In today’s unpredictable business environment, there is an increasing reliance on data and digital systems to operate efficiently. With this comes the need for robust disaster recovery (DR) plans and testing to reduce the impact of unforeseen events. The effectiveness of a DR plan can only be truly validated through routine testing. However, while this practice is growing, few organizations are testing their DR plans formally and consistently.
Formal and consistent DR testing implies that the procedure is documented, reviewed, and executed often to ensure thorough restoration of services. As shown in Figure 3 from our full report, Disaster Recovery Planning Best Practices, only 25% of organizations practice DR plan testing formally and consistently. Meanwhile, a significant 53% practice it formally but inconsistently.
Consistent disaster recovery plan testing is essential to business continuity, especially when the IT systems of an enterprise are constantly changing. Even if a disaster recovery plan is formally documented, it will become ineffective when changes are introduced into an organization’s IT systems. Regular testing ensures the plan is frequently reviewed and revised as systems or infrastructure change. In addition to ensuring that the disaster recovery plan is effective and helping reveal its weaknesses, testing is also required for compliance and regulation adherence. This is critical for many industries subject to strict regulatory requirements regarding data protection and business continuity.
“The problem isn’t that IT leaders don’t see the importance of disaster recovery plan testing,” said Waynelle John, research analyst for Avasant Research based in Los Angeles. “But most businesses aren’t doing the things that are necessary to maintain formal and consistent DR plan testing. Don’t let your disaster recovery plan gather dust!”
Disaster recovery plan testing ensures that an organization can recover its data and applications, allowing seamless resumption of operations following service interruptions, critical IT failures, or other major disruptions. Its purposes include determining the capability of recovery processes, identifying deficiencies, training personnel, and providing a structure for updating the disaster recovery plan. Numerous instances show that the business impact of a disaster affecting the IT function can be enormous. The ability to recover information systems and data after a disaster or system failure should be an organizational priority to mitigate the potential for significant disruption and financial loss.
In the full study, we first look at adoption trends for disaster recovery plan testing by organization size and sector. The responses enable us to determine how widely a discipline has been adopted, how formally and consistently it is being practiced, and how quickly it is likely to grow.
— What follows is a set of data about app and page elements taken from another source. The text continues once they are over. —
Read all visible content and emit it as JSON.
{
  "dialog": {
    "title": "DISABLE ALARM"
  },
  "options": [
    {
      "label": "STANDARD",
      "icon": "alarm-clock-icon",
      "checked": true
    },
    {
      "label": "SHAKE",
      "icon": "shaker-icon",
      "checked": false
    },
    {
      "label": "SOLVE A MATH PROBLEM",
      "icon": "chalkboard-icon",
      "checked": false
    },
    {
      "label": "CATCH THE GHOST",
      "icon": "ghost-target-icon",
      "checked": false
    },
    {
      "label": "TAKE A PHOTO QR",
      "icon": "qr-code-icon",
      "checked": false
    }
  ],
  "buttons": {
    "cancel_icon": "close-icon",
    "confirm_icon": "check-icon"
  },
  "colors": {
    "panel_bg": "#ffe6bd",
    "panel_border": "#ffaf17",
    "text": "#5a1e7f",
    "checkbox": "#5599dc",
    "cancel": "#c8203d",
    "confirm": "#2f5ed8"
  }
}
We also discuss the elements every disaster recovery plan test should contain, and the steps IT organizations can take to establish such testing effectively.
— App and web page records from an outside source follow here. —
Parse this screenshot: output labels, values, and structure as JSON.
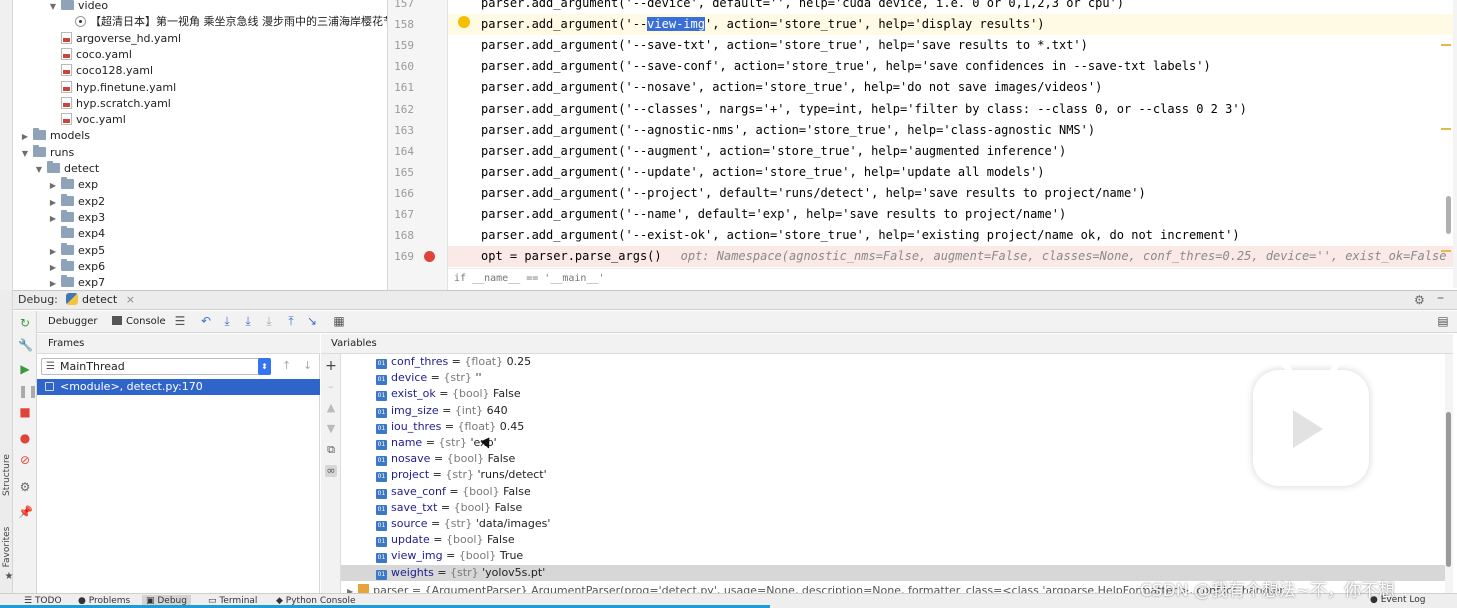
{
  "tree": {
    "items": [
      {
        "label": "video",
        "kind": "folder",
        "arrow": "▼",
        "indent": 3
      },
      {
        "label": "【超清日本】第一视角 乘坐京急线 漫步雨中的三浦海岸樱花节",
        "kind": "video",
        "arrow": "",
        "indent": 4
      },
      {
        "label": "argoverse_hd.yaml",
        "kind": "yml",
        "arrow": "",
        "indent": 3
      },
      {
        "label": "coco.yaml",
        "kind": "yml",
        "arrow": "",
        "indent": 3
      },
      {
        "label": "coco128.yaml",
        "kind": "yml",
        "arrow": "",
        "indent": 3
      },
      {
        "label": "hyp.finetune.yaml",
        "kind": "yml",
        "arrow": "",
        "indent": 3
      },
      {
        "label": "hyp.scratch.yaml",
        "kind": "yml",
        "arrow": "",
        "indent": 3
      },
      {
        "label": "voc.yaml",
        "kind": "yml",
        "arrow": "",
        "indent": 3
      },
      {
        "label": "models",
        "kind": "folder",
        "arrow": "▶",
        "indent": 1
      },
      {
        "label": "runs",
        "kind": "folder",
        "arrow": "▼",
        "indent": 1
      },
      {
        "label": "detect",
        "kind": "folder",
        "arrow": "▼",
        "indent": 2
      },
      {
        "label": "exp",
        "kind": "folder",
        "arrow": "▶",
        "indent": 3
      },
      {
        "label": "exp2",
        "kind": "folder",
        "arrow": "▶",
        "indent": 3
      },
      {
        "label": "exp3",
        "kind": "folder",
        "arrow": "▶",
        "indent": 3
      },
      {
        "label": "exp4",
        "kind": "folder",
        "arrow": "",
        "indent": 3
      },
      {
        "label": "exp5",
        "kind": "folder",
        "arrow": "▶",
        "indent": 3
      },
      {
        "label": "exp6",
        "kind": "folder",
        "arrow": "▶",
        "indent": 3
      },
      {
        "label": "exp7",
        "kind": "folder",
        "arrow": "▶",
        "indent": 3
      }
    ]
  },
  "editor": {
    "lines": [
      {
        "num": "157",
        "pre": "parser.add_argument('--device', default='', help='cuda device, i.e. 0 or 0,1,2,3 or cpu')",
        "hl": "",
        "post": "",
        "state": ""
      },
      {
        "num": "158",
        "pre": "parser.add_argument('--",
        "hl": "view-img",
        "post": "', action='store_true', help='display results')",
        "state": "cur"
      },
      {
        "num": "159",
        "pre": "parser.add_argument('--save-txt', action='store_true', help='save results to *.txt')",
        "hl": "",
        "post": "",
        "state": ""
      },
      {
        "num": "160",
        "pre": "parser.add_argument('--save-conf', action='store_true', help='save confidences in --save-txt labels')",
        "hl": "",
        "post": "",
        "state": ""
      },
      {
        "num": "161",
        "pre": "parser.add_argument('--nosave', action='store_true', help='do not save images/videos')",
        "hl": "",
        "post": "",
        "state": ""
      },
      {
        "num": "162",
        "pre": "parser.add_argument('--classes', nargs='+', type=int, help='filter by class: --class 0, or --class 0 2 3')",
        "hl": "",
        "post": "",
        "state": ""
      },
      {
        "num": "163",
        "pre": "parser.add_argument('--agnostic-nms', action='store_true', help='class-agnostic NMS')",
        "hl": "",
        "post": "",
        "state": ""
      },
      {
        "num": "164",
        "pre": "parser.add_argument('--augment', action='store_true', help='augmented inference')",
        "hl": "",
        "post": "",
        "state": ""
      },
      {
        "num": "165",
        "pre": "parser.add_argument('--update', action='store_true', help='update all models')",
        "hl": "",
        "post": "",
        "state": ""
      },
      {
        "num": "166",
        "pre": "parser.add_argument('--project', default='runs/detect', help='save results to project/name')",
        "hl": "",
        "post": "",
        "state": ""
      },
      {
        "num": "167",
        "pre": "parser.add_argument('--name', default='exp', help='save results to project/name')",
        "hl": "",
        "post": "",
        "state": ""
      },
      {
        "num": "168",
        "pre": "parser.add_argument('--exist-ok', action='store_true', help='existing project/name ok, do not increment')",
        "hl": "",
        "post": "",
        "state": ""
      },
      {
        "num": "169",
        "pre": "opt = parser.parse_args()",
        "hl": "",
        "post": "",
        "state": "bp",
        "inline": "opt: Namespace(agnostic_nms=False, augment=False, classes=None, conf_thres=0.25, device='', exist_ok=False"
      }
    ],
    "breadcrumb": "if __name__ == '__main__'"
  },
  "debug": {
    "label": "Debug:",
    "tab": "detect",
    "tab_close": "×",
    "debugger_tab": "Debugger",
    "console_tab": "Console",
    "frames_title": "Frames",
    "variables_title": "Variables",
    "thread": "MainThread",
    "frame": "<module>, detect.py:170"
  },
  "variables": [
    {
      "name": "conf_thres",
      "type": "{float}",
      "value": "0.25",
      "badge": "01"
    },
    {
      "name": "device",
      "type": "{str}",
      "value": "''",
      "badge": "01"
    },
    {
      "name": "exist_ok",
      "type": "{bool}",
      "value": "False",
      "badge": "01"
    },
    {
      "name": "img_size",
      "type": "{int}",
      "value": "640",
      "badge": "01"
    },
    {
      "name": "iou_thres",
      "type": "{float}",
      "value": "0.45",
      "badge": "01"
    },
    {
      "name": "name",
      "type": "{str}",
      "value": "'exp'",
      "badge": "01"
    },
    {
      "name": "nosave",
      "type": "{bool}",
      "value": "False",
      "badge": "01"
    },
    {
      "name": "project",
      "type": "{str}",
      "value": "'runs/detect'",
      "badge": "01"
    },
    {
      "name": "save_conf",
      "type": "{bool}",
      "value": "False",
      "badge": "01"
    },
    {
      "name": "save_txt",
      "type": "{bool}",
      "value": "False",
      "badge": "01"
    },
    {
      "name": "source",
      "type": "{str}",
      "value": "'data/images'",
      "badge": "01"
    },
    {
      "name": "update",
      "type": "{bool}",
      "value": "False",
      "badge": "01"
    },
    {
      "name": "view_img",
      "type": "{bool}",
      "value": "True",
      "badge": "01"
    },
    {
      "name": "weights",
      "type": "{str}",
      "value": "'yolov5s.pt'",
      "badge": "01"
    }
  ],
  "parser_row": "parser = {ArgumentParser} ArgumentParser(prog='detect.py', usage=None, description=None, formatter_class=<class 'argparse.HelpFormatter'>, conflict_handler",
  "side_labels": {
    "structure": "Structure",
    "favorites": "Favorites"
  },
  "bottom_tabs": {
    "todo": "TODO",
    "problems": "Problems",
    "debug": "Debug",
    "terminal": "Terminal",
    "python_console": "Python Console",
    "event_log": "Event Log"
  },
  "watermark": "CSDN @我有个想法~不，你不想",
  "colors": {
    "accent": "#3574f0",
    "selection": "#2f65ca",
    "breakpoint": "#e0433a",
    "progress": "#1e9bd8"
  }
}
This Research Byte is a brief overview of our study, Disaster Recovery Plan Testing Best Practices. The full report is available at no charge for subscribers, or it may be purchased by non-clients directly from our website (click for pricing).